Start of Extracted material

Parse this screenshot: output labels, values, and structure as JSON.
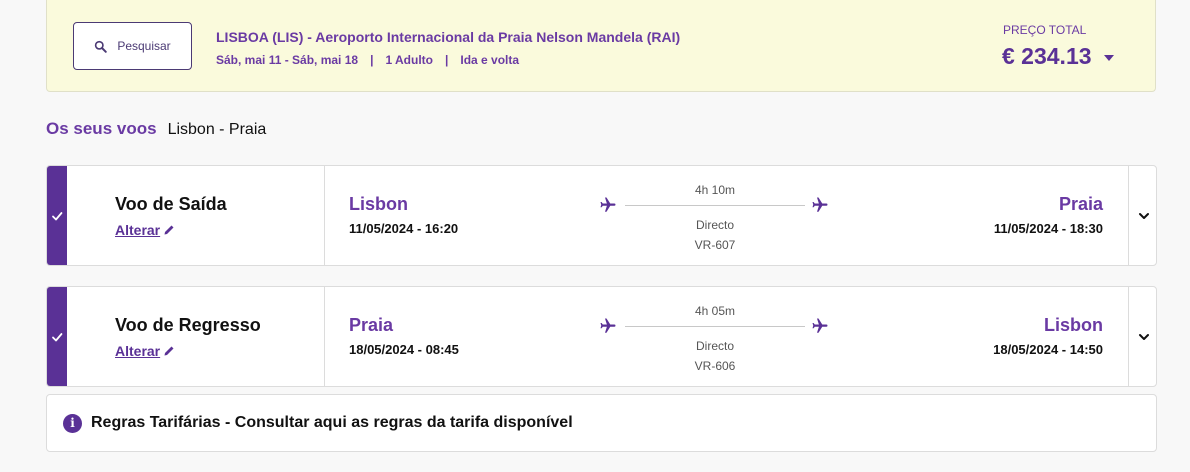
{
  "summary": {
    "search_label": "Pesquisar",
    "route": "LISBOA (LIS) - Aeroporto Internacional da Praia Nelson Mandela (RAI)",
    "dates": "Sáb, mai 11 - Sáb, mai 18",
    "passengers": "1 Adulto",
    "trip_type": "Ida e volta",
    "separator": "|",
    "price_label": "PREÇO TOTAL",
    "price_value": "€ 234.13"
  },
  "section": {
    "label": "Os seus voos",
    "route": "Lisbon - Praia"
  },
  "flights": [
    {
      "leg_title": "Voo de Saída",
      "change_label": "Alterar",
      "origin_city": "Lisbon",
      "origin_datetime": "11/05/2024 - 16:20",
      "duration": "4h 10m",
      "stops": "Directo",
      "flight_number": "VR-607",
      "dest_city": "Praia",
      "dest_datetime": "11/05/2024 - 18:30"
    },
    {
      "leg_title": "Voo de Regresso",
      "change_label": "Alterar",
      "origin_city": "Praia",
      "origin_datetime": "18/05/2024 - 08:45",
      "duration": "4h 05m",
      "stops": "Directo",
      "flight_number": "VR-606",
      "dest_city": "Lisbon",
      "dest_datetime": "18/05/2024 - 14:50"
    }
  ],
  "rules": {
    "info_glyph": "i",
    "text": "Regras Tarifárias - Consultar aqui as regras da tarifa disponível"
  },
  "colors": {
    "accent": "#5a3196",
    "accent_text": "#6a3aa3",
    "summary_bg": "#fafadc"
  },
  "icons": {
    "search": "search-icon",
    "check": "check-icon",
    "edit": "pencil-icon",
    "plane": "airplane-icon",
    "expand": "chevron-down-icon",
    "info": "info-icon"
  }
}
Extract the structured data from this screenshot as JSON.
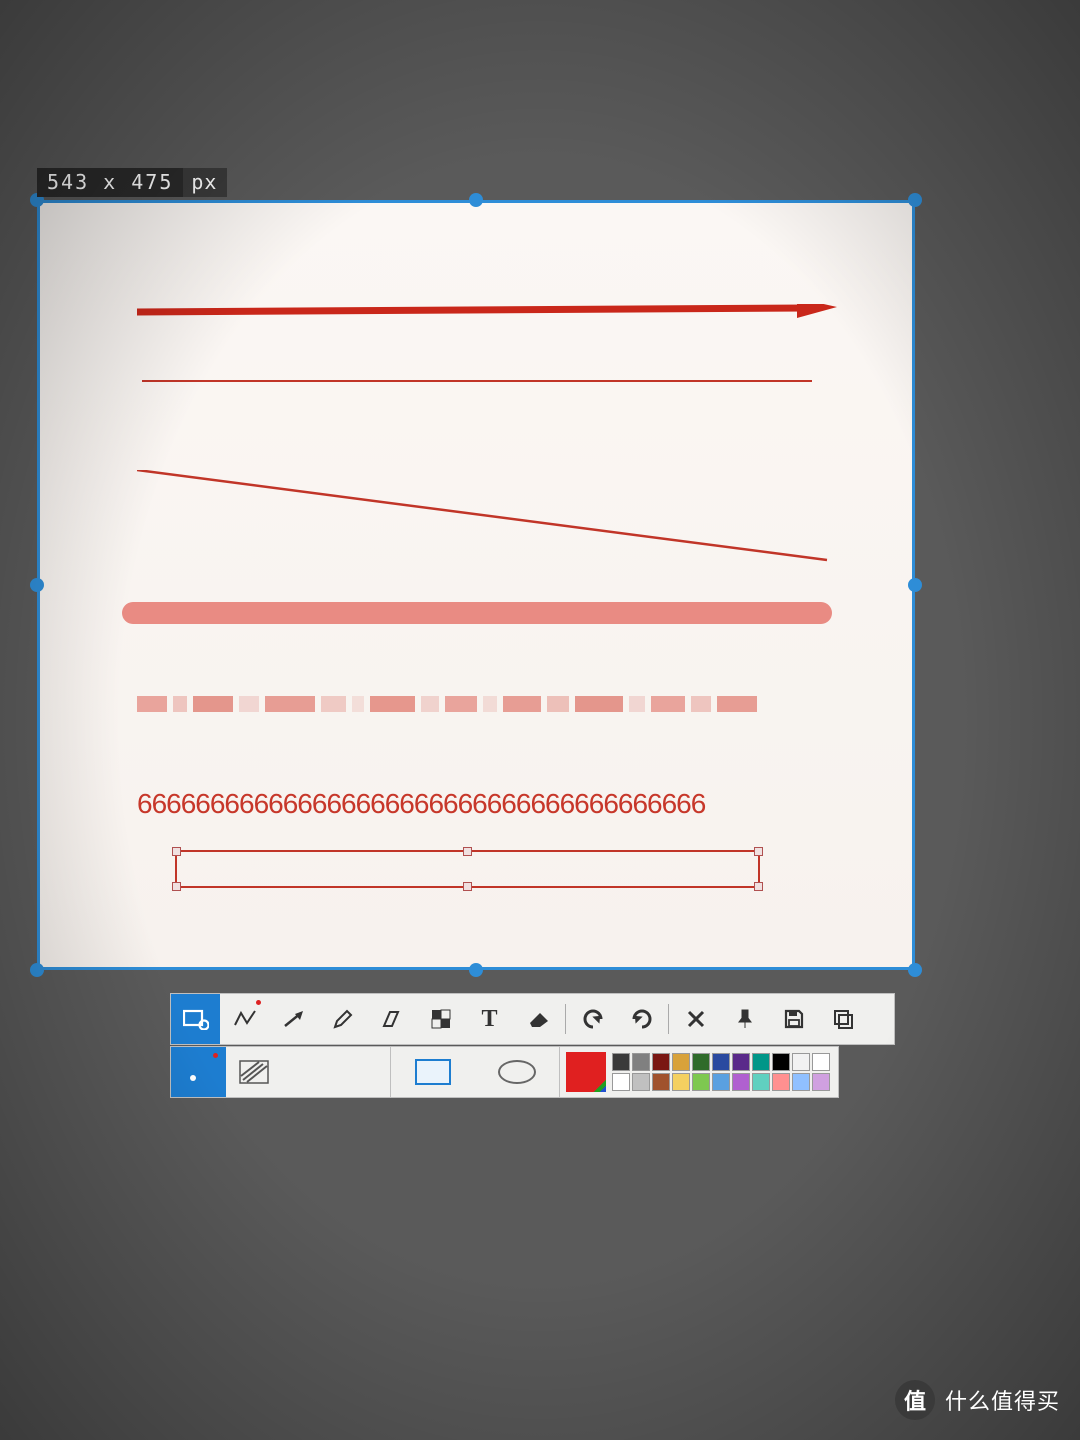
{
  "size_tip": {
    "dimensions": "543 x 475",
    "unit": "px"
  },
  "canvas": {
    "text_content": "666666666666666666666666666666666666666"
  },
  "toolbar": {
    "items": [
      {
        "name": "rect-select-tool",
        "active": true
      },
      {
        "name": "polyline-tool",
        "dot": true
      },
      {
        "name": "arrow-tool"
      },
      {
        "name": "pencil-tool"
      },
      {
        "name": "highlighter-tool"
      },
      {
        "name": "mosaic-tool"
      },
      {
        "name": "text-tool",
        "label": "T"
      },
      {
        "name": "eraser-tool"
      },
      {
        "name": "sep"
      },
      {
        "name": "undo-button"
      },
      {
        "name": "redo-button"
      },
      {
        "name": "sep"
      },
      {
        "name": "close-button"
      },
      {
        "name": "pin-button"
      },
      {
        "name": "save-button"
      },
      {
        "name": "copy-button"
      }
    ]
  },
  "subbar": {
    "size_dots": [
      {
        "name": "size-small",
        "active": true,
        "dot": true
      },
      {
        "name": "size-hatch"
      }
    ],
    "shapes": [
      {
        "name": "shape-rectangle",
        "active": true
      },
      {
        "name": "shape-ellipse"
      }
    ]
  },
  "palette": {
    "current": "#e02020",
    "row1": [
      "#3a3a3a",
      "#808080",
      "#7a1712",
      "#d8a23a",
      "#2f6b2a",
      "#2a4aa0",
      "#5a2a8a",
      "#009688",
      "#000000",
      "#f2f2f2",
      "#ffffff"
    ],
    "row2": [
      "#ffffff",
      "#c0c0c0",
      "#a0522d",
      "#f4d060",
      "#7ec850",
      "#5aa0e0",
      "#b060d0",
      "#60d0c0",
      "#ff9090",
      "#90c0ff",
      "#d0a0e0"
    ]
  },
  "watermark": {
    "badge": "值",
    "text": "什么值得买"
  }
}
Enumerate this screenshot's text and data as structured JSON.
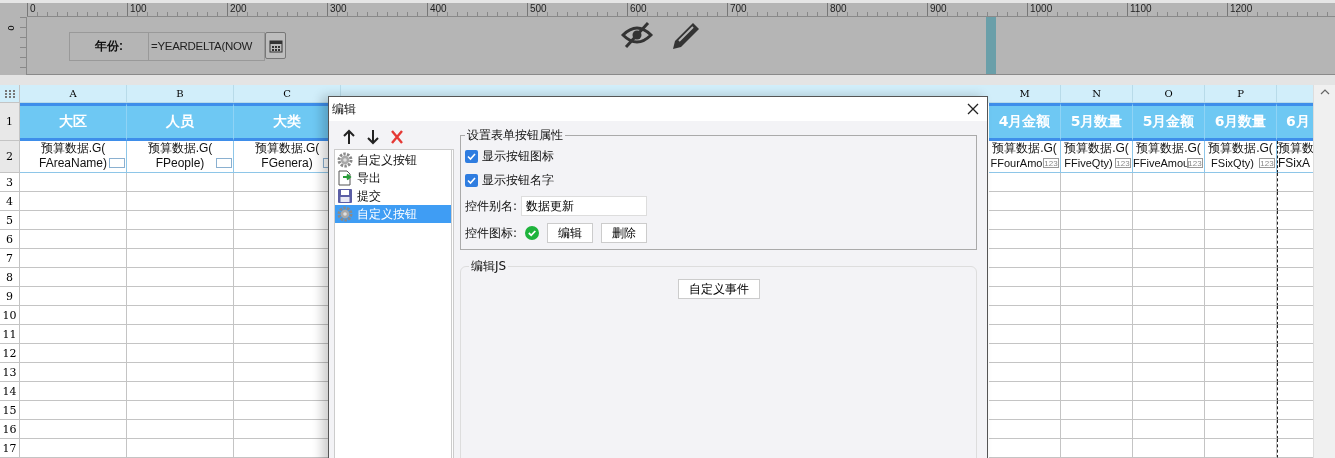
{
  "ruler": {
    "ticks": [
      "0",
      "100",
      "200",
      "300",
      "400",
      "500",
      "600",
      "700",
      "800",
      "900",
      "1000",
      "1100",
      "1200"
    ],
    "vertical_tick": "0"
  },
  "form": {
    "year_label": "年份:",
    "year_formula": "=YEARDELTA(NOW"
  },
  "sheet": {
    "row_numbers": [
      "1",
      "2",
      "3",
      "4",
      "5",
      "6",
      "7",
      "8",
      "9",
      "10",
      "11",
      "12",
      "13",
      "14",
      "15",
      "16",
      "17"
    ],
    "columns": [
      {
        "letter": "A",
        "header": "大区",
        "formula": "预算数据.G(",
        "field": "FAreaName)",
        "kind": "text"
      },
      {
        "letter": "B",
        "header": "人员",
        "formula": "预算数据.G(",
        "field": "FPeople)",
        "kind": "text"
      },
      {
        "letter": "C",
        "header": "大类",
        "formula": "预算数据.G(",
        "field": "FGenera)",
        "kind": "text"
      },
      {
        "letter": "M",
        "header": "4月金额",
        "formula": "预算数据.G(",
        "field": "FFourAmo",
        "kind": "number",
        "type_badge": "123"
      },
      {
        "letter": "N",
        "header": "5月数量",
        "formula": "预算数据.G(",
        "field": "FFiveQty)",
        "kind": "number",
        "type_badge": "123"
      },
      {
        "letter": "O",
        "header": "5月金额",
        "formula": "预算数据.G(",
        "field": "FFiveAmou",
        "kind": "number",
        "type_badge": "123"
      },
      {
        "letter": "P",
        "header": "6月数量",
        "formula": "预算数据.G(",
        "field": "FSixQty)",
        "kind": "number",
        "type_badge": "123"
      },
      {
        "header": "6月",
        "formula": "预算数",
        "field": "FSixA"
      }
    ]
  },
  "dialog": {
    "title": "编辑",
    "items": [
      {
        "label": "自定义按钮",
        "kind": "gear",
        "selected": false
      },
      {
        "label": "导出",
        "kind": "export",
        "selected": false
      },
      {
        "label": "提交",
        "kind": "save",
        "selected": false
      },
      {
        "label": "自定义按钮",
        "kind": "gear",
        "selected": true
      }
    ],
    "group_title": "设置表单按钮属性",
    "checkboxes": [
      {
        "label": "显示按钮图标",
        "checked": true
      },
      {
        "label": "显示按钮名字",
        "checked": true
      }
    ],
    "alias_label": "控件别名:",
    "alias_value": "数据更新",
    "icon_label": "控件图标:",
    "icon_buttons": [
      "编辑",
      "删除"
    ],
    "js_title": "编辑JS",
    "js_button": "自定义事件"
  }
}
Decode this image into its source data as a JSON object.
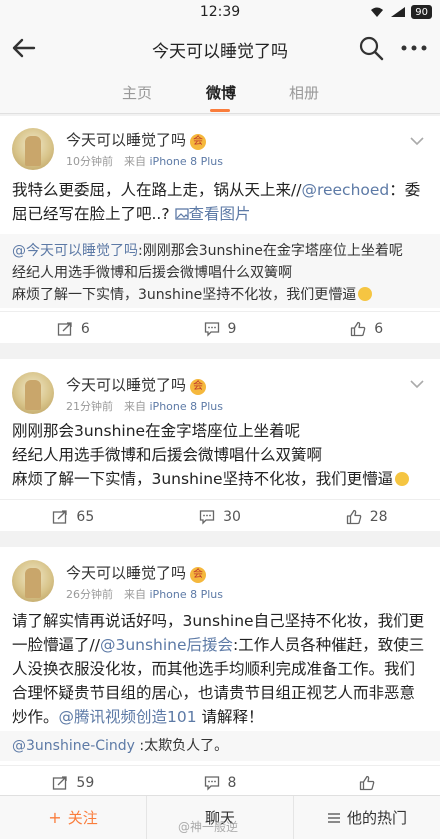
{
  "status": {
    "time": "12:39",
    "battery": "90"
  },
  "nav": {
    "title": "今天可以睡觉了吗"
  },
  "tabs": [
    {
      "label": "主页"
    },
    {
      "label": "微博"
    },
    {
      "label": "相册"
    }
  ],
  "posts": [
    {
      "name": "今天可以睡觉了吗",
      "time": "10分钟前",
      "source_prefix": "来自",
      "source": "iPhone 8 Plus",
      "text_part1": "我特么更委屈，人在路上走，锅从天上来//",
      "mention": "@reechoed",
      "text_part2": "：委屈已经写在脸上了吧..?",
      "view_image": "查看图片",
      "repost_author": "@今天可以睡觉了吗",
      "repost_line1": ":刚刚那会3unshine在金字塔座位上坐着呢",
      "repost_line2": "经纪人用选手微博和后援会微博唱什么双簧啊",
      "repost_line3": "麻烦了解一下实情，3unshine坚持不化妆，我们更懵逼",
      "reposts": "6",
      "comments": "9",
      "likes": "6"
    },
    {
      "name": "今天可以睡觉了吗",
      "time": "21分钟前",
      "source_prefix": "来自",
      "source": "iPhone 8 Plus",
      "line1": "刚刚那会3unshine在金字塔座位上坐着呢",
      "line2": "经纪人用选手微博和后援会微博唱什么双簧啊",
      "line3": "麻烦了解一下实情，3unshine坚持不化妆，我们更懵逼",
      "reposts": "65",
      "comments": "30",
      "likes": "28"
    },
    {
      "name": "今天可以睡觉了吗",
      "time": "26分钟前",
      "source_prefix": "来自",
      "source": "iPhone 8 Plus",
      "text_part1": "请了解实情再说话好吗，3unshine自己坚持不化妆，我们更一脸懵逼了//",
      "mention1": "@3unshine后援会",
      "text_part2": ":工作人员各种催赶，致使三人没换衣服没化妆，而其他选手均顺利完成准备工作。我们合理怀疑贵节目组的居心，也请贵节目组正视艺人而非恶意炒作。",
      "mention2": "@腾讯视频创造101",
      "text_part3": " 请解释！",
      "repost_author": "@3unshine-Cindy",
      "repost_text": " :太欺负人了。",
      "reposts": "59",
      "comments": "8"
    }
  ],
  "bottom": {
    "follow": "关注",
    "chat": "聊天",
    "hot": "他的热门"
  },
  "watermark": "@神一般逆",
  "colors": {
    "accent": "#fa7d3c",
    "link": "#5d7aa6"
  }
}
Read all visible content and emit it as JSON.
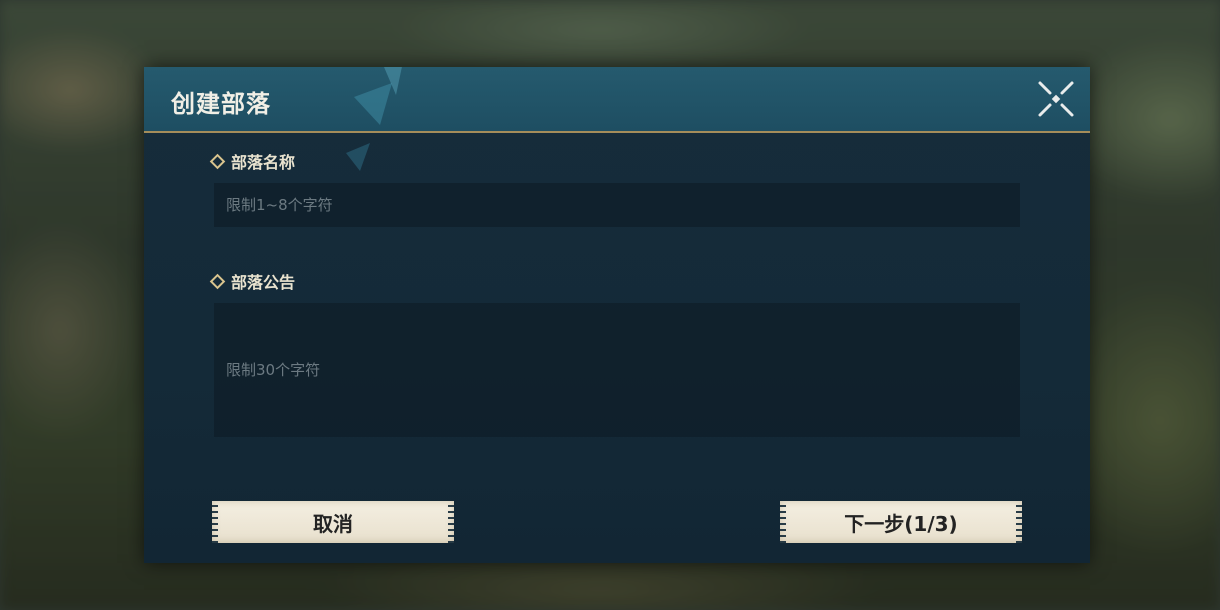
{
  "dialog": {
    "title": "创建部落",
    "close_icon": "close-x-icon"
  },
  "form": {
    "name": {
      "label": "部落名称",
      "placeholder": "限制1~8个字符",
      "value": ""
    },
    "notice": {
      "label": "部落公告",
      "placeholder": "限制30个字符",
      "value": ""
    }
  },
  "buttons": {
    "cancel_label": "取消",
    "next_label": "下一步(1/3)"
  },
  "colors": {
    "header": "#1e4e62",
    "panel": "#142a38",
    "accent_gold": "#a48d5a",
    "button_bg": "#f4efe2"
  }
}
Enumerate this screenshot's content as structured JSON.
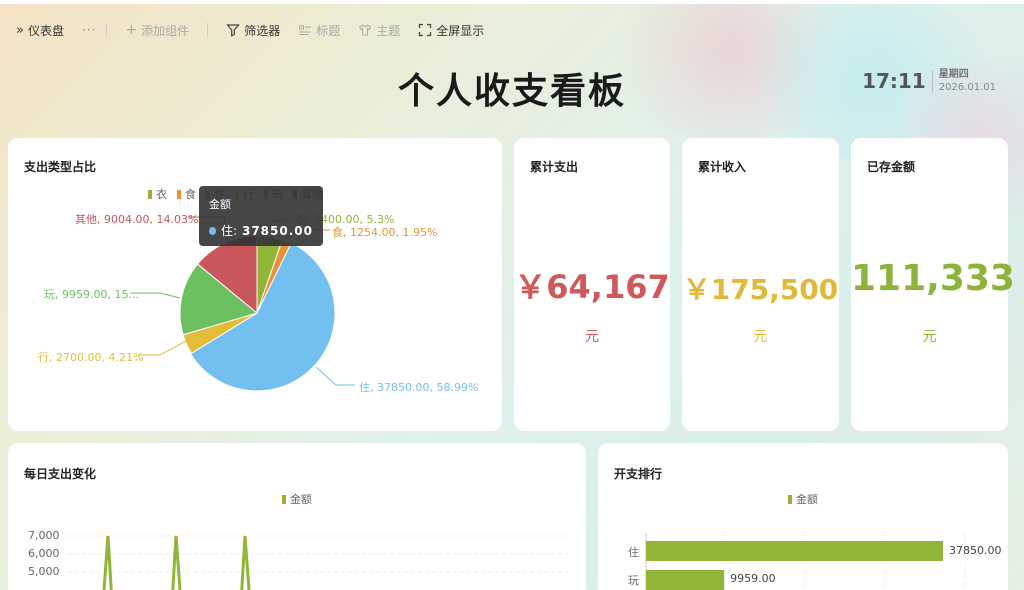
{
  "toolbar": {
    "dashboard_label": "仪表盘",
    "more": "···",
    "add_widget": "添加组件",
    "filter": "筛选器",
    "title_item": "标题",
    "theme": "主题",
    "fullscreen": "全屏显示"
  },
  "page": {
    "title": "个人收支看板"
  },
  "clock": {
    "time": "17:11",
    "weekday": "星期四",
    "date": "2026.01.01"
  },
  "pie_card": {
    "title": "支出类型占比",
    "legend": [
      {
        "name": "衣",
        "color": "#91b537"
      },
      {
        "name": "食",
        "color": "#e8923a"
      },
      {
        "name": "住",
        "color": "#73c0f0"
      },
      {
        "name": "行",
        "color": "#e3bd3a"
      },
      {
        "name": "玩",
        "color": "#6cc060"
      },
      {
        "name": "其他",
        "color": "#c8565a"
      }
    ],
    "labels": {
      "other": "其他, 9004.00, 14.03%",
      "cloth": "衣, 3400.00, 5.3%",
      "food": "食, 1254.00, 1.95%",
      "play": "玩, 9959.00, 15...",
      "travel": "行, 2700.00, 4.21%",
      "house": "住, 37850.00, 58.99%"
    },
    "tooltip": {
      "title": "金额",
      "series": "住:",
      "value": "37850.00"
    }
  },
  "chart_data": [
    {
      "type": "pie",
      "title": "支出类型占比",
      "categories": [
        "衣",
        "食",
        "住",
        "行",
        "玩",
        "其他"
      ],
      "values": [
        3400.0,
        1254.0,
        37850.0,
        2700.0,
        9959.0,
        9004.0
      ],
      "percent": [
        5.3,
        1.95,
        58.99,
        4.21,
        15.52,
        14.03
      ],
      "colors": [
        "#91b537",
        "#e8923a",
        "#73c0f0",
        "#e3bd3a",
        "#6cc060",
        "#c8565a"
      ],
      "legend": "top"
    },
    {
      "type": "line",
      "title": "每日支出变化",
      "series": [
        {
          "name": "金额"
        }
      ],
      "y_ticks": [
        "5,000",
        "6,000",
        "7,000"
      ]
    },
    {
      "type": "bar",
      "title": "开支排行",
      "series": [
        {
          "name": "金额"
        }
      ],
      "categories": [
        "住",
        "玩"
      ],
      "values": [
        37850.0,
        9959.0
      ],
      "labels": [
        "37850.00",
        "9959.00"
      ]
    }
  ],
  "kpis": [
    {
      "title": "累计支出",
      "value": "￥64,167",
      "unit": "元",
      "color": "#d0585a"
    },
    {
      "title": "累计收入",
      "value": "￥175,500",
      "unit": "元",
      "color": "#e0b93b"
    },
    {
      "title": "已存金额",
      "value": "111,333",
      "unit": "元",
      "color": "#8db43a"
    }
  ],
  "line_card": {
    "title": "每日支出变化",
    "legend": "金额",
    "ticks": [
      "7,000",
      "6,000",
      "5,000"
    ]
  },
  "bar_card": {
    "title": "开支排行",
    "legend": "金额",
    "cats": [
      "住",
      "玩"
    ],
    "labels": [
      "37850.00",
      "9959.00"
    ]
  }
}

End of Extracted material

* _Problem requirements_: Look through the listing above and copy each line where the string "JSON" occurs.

* _Response below_:
Parse this screenshot: output labels, values, and structure as JSON.
Extract the structured data from this screenshot as JSON.
Enumerate this screenshot's text and data as structured JSON.
Decode this image into its source data as a JSON object.
Read all visible content and emit it as JSON.
Enumerate this screenshot's content as structured JSON.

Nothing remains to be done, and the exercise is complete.